Don’t be deceived by the recent spate of showers — summertime is here in full force.

Longer days provide many opportunities for people to enjoy outdoor recreational activities, catch up on yard work or capitalize on the extra hours to accomplish on-the-job tasks, but prolonged exposure to those beautiful golden rays of sunlight may increase the risk of suffering a heat-related injury or illness such as dehydration, heat cramps, heat rash, heat exhaustion, and heat stroke.

Pell City resident Shaylyn Dawson discussed ways she prepares for a day out in the sun when she takes her 5-year-old daughter, Gracelyn, to the park.

“I always pack sunscreen that’s SPF 50, waterproof and sweat proof,” Dawson said. “Bug spray that contains the least amount of DEET is a must. I also pack a cooler with water, Gatorade, fruit and other snacks. I also make sure to always carry an extra bathing suit, sunglasses, hats of some sort, a blanket and plenty of toys like water guns, Frisbees, badminton and sand toys.”

Dawson said she reminds her daughter to take a break every 45 minutes to replenish fluids and ensure she doesn’t overexert herself.

“I explained to my daughter that our bodies are like batteries, and after a while, they need recharging,” Dawson said.

Several organizations, including the Occupational Safety and Health Association at and the American Red Cross at under the “Respond During” tab, provide information on symptoms and how to administer first aid to a person who may be affected by a heat-related illness.

Peggy Mann, executive director for the American Red Cross Talladega-St. Clair Chapter, said information found on the Red Cross website can also be obtained through mobile phone applications.

“On our first aid app, you can pull up heat stroke, and it will tell you right there in the palm of your hand what to look for if you suspect someone is having one of those,” Mann said. “There are differences between heat cramps, heat exhaustion and heat strokes. Being able to recognize what those differences are can help save a life.”

The local Red Cross offices also offer brochures and pamphlets to the public aimed toward helping people plan and prepare.

While Mann noted children and the elderly are most susceptible to heat-related illness, she added it’s important not to forget pets when planning to combat the elements.

“We have a whole section online in regards to the pets,” Mann said. “We also have a specific pet app you can download that talks about these situations for your pets. We’re always thinking about making sure we don’t leave our children in the car, but we shouldn’t leave our pets there either.”

Lincoln resident Brad Sparks, who maintained radar equipment while serving in the U.S. Army, gained experience in treating heat illness as a combat lifesaver-certified member of his battalion in Okinawa, Japan, from January 2007 to July 2010.

“I’ve seen two people come down with heat strokes who had to be airlifted to the hospital, and it was nasty,” Sparks said. “They looked almost like they were zombies — like pasty-skinned. You basically stop sweating right before you have a heat stroke”

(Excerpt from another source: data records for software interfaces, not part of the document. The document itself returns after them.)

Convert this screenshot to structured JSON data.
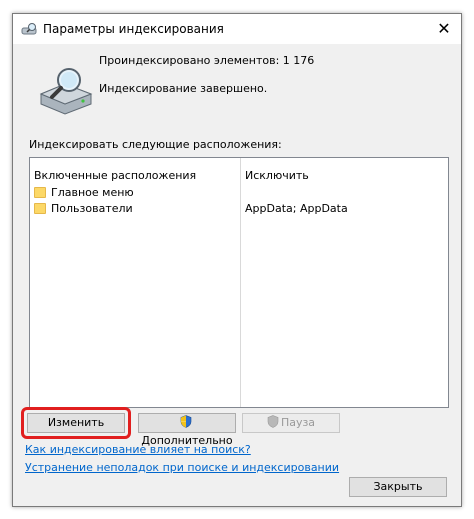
{
  "window": {
    "title": "Параметры индексирования",
    "close_glyph": "✕"
  },
  "status": {
    "indexed_count_text": "Проиндексировано элементов: 1 176",
    "state_text": "Индексирование завершено."
  },
  "locations_label": "Индексировать следующие расположения:",
  "table": {
    "headers": {
      "included": "Включенные расположения",
      "exclude": "Исключить"
    },
    "rows": [
      {
        "location": "Главное меню",
        "exclude": ""
      },
      {
        "location": "Пользователи",
        "exclude": "AppData; AppData"
      }
    ]
  },
  "buttons": {
    "modify": "Изменить",
    "advanced": "Дополнительно",
    "pause": "Пауза",
    "close": "Закрыть"
  },
  "links": {
    "how_affects": "Как индексирование влияет на поиск?",
    "troubleshoot": "Устранение неполадок при поиске и индексировании"
  },
  "colors": {
    "highlight": "#e11f1f",
    "link": "#0066cc"
  }
}
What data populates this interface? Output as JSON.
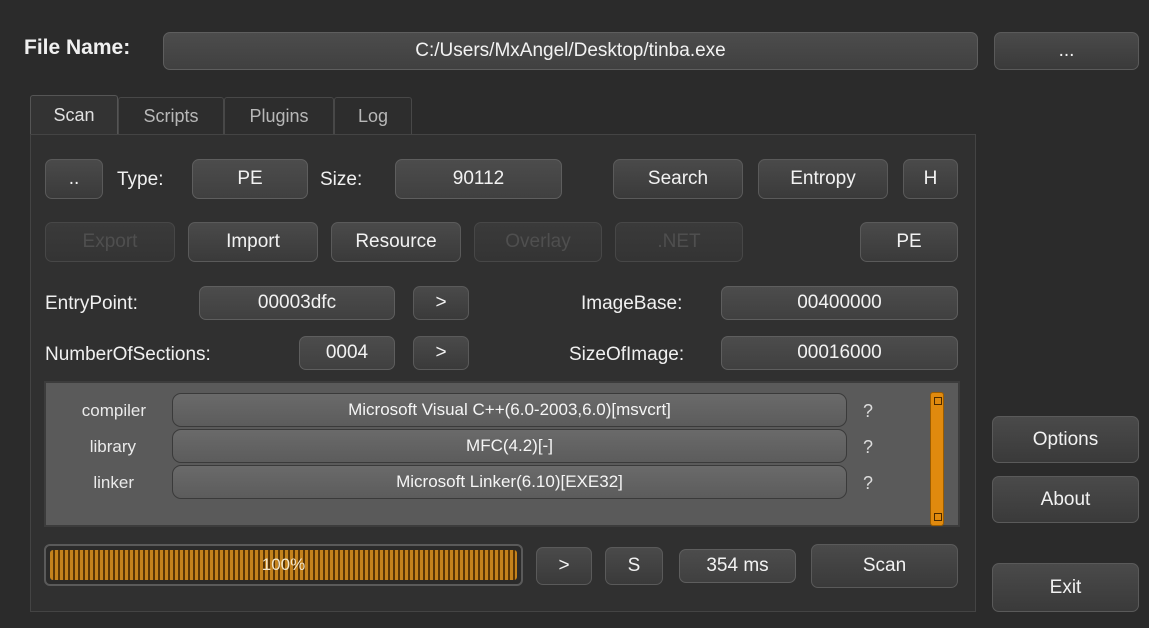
{
  "header": {
    "file_name_label": "File Name:",
    "file_path": "C:/Users/MxAngel/Desktop/tinba.exe",
    "browse_label": "..."
  },
  "tabs": [
    {
      "label": "Scan",
      "active": true
    },
    {
      "label": "Scripts",
      "active": false
    },
    {
      "label": "Plugins",
      "active": false
    },
    {
      "label": "Log",
      "active": false
    }
  ],
  "row1": {
    "dots_label": "..",
    "type_label": "Type:",
    "type_value": "PE",
    "size_label": "Size:",
    "size_value": "90112",
    "search_label": "Search",
    "entropy_label": "Entropy",
    "h_label": "H"
  },
  "row2": {
    "export_label": "Export",
    "import_label": "Import",
    "resource_label": "Resource",
    "overlay_label": "Overlay",
    "net_label": ".NET",
    "pe_label": "PE"
  },
  "pe_info": {
    "entrypoint_label": "EntryPoint:",
    "entrypoint_value": "00003dfc",
    "imagebase_label": "ImageBase:",
    "imagebase_value": "00400000",
    "numsections_label": "NumberOfSections:",
    "numsections_value": "0004",
    "sizeofimage_label": "SizeOfImage:",
    "sizeofimage_value": "00016000",
    "go_label": ">"
  },
  "results": [
    {
      "type": "compiler",
      "value": "Microsoft Visual C++(6.0-2003,6.0)[msvcrt]",
      "info": "?"
    },
    {
      "type": "library",
      "value": "MFC(4.2)[-]",
      "info": "?"
    },
    {
      "type": "linker",
      "value": "Microsoft Linker(6.10)[EXE32]",
      "info": "?"
    }
  ],
  "bottom": {
    "progress_percent": 100,
    "progress_text": "100%",
    "arrow_label": ">",
    "s_label": "S",
    "time_value": "354 ms",
    "scan_label": "Scan"
  },
  "side": {
    "options_label": "Options",
    "about_label": "About",
    "exit_label": "Exit"
  },
  "colors": {
    "background": "#2b2b2b",
    "accent": "#e08a0e"
  }
}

He explained how sunburn negatively impacts the body’s ability to fight off a heat illness.

“Sunburn plays a big role in heat exhaustion and heat stroke,” Sparks said. “When you get badly sunburned, your body doesn’t sweat right and it doesn’t cool off, so it speeds up the heat stroke process.”

Though one of the tips provided by OSHA and Red Cross is to use cold packs on heat stroke victims, Sparks advises against that approach.

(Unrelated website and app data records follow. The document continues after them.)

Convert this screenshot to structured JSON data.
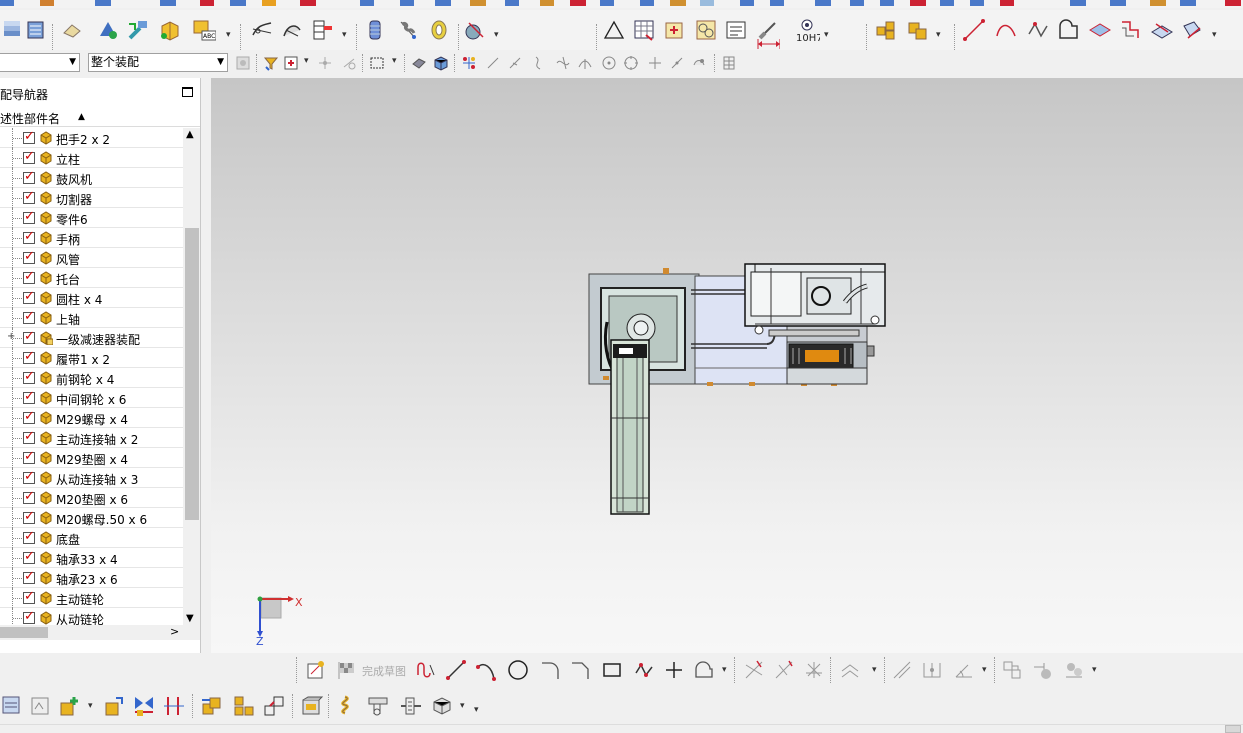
{
  "app": {
    "accent_red": "#d00000",
    "part_icon_color": "#e8b320"
  },
  "toolbar_row1": {
    "groups": [
      "assembly-tools",
      "feature-tools",
      "drafting-tools",
      "curve-tools"
    ],
    "text_icons": {
      "fit_tolerance": "10H7"
    }
  },
  "toolbar_row2": {
    "filter_combo": {
      "value": ""
    },
    "scope_combo": {
      "value": "整个装配"
    }
  },
  "navigator": {
    "title": "配导航器",
    "column_header": "述性部件名",
    "items": [
      {
        "label": "把手2 x 2",
        "checked": true,
        "expandable": false
      },
      {
        "label": "立柱",
        "checked": true,
        "expandable": false
      },
      {
        "label": "鼓风机",
        "checked": true,
        "expandable": false
      },
      {
        "label": "切割器",
        "checked": true,
        "expandable": false
      },
      {
        "label": "零件6",
        "checked": true,
        "expandable": false
      },
      {
        "label": "手柄",
        "checked": true,
        "expandable": false
      },
      {
        "label": "风管",
        "checked": true,
        "expandable": false
      },
      {
        "label": "托台",
        "checked": true,
        "expandable": false
      },
      {
        "label": "圆柱 x 4",
        "checked": true,
        "expandable": false
      },
      {
        "label": "上轴",
        "checked": true,
        "expandable": false
      },
      {
        "label": "一级减速器装配",
        "checked": true,
        "expandable": true
      },
      {
        "label": "履带1 x 2",
        "checked": true,
        "expandable": false
      },
      {
        "label": "前钢轮 x 4",
        "checked": true,
        "expandable": false
      },
      {
        "label": "中间钢轮 x 6",
        "checked": true,
        "expandable": false
      },
      {
        "label": "M29螺母 x 4",
        "checked": true,
        "expandable": false
      },
      {
        "label": "主动连接轴 x 2",
        "checked": true,
        "expandable": false
      },
      {
        "label": "M29垫圈 x 4",
        "checked": true,
        "expandable": false
      },
      {
        "label": "从动连接轴 x 3",
        "checked": true,
        "expandable": false
      },
      {
        "label": "M20垫圈 x 6",
        "checked": true,
        "expandable": false
      },
      {
        "label": "M20螺母.50 x 6",
        "checked": true,
        "expandable": false
      },
      {
        "label": "底盘",
        "checked": true,
        "expandable": false
      },
      {
        "label": "轴承33 x 4",
        "checked": true,
        "expandable": false
      },
      {
        "label": "轴承23 x 6",
        "checked": true,
        "expandable": false
      },
      {
        "label": "主动链轮",
        "checked": true,
        "expandable": false
      },
      {
        "label": "从动链轮",
        "checked": true,
        "expandable": false
      }
    ]
  },
  "viewport": {
    "triad": {
      "x_label": "X",
      "z_label": "Z"
    }
  },
  "sketch_toolbar": {
    "finish_sketch_label": "完成草图"
  }
}
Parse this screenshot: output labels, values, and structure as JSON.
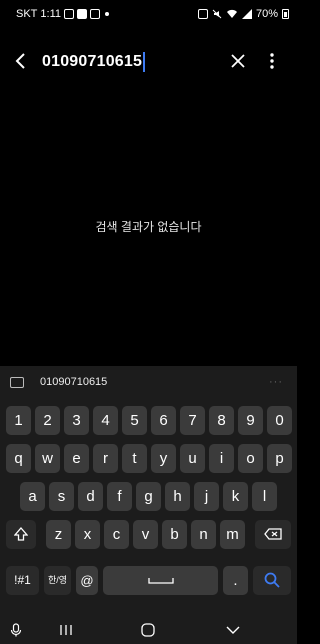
{
  "status": {
    "carrier": "SKT",
    "time": "1:11",
    "battery": "70%"
  },
  "search": {
    "query": "01090710615"
  },
  "empty_message": "검색 결과가 없습니다",
  "keyboard": {
    "suggestion": "01090710615",
    "row1": [
      "1",
      "2",
      "3",
      "4",
      "5",
      "6",
      "7",
      "8",
      "9",
      "0"
    ],
    "row2": [
      "q",
      "w",
      "e",
      "r",
      "t",
      "y",
      "u",
      "i",
      "o",
      "p"
    ],
    "row3": [
      "a",
      "s",
      "d",
      "f",
      "g",
      "h",
      "j",
      "k",
      "l"
    ],
    "row4": [
      "z",
      "x",
      "c",
      "v",
      "b",
      "n",
      "m"
    ],
    "symbols_label": "!#1",
    "lang_label": "한/영",
    "at_label": "@",
    "period_label": "."
  },
  "colors": {
    "accent": "#3e7bf2",
    "key": "#3b3b3b",
    "keyboard_bg": "#1c1c1c"
  }
}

“The worst thing you can do to someone who’s actually showing signs of heat stroke is to put an ice pack on them,” Sparks said. “It’ll send them straight into shock. What you need to do is take some room temperature water, wet a rag and put it on their forehead, unbutton their shirt or blouse, take off their shoes or boots and elevate their feet so the bloodflow takes all the hot blood out from the extremities and starts cooling it off.”

To keep the head and upper torso region cool, Sparks suggests wearing a wide-brimmed hat, whether it’s straw hat, cowboy hat or a “boonie” hat like the one military personnel use during deployments.

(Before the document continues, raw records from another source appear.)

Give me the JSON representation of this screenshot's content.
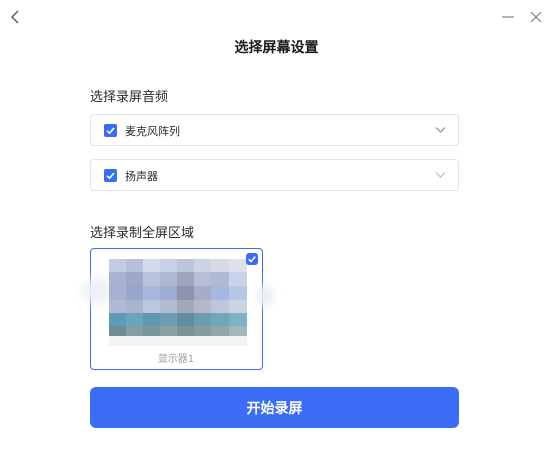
{
  "window": {
    "back_icon": "chevron-left-icon",
    "minimize_icon": "minimize-icon",
    "close_icon": "close-icon"
  },
  "page": {
    "title": "选择屏幕设置"
  },
  "audio": {
    "label": "选择录屏音频",
    "options": [
      {
        "label": "麦克风阵列",
        "checked": true
      },
      {
        "label": "扬声器",
        "checked": true
      }
    ]
  },
  "area": {
    "label": "选择录制全屏区域",
    "monitors": [
      {
        "name": "显示器1",
        "selected": true
      }
    ]
  },
  "actions": {
    "start_label": "开始录屏"
  },
  "colors": {
    "accent": "#3a6cf6",
    "border": "#dfe2e8",
    "muted_text": "#9a9ea6"
  }
}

He said alcoholic beverages and caffeinated beverages are incompatible with strenuous outdoor labor because they both cause dehydration, and chugging Gatorade gives the body too much electrolytes.

“A good mix I’ve found, especially since I’ve been back here working in this humidity, is for every three bottles of water I drink, I’ll drink half of a 32-ounce Gatorade,” Sparks said. “That way, I’m still replenishing the salt in my body.”

Sparks offered a word of caution to those who work outdoors for a living and live by a “work hard, play hard,” mentality.

“You’ve got to learn your limits,” Sparks said. “Everybody tries to act tough, but being tough doesn’t mean you have to be stupid. You need to use what common sense God or whatever-you-believe-in gave you. You don’t go out the night before rippin’ and rarin’ with your buddies, and then expect to work in 100-degree heat and be okay the whole day.”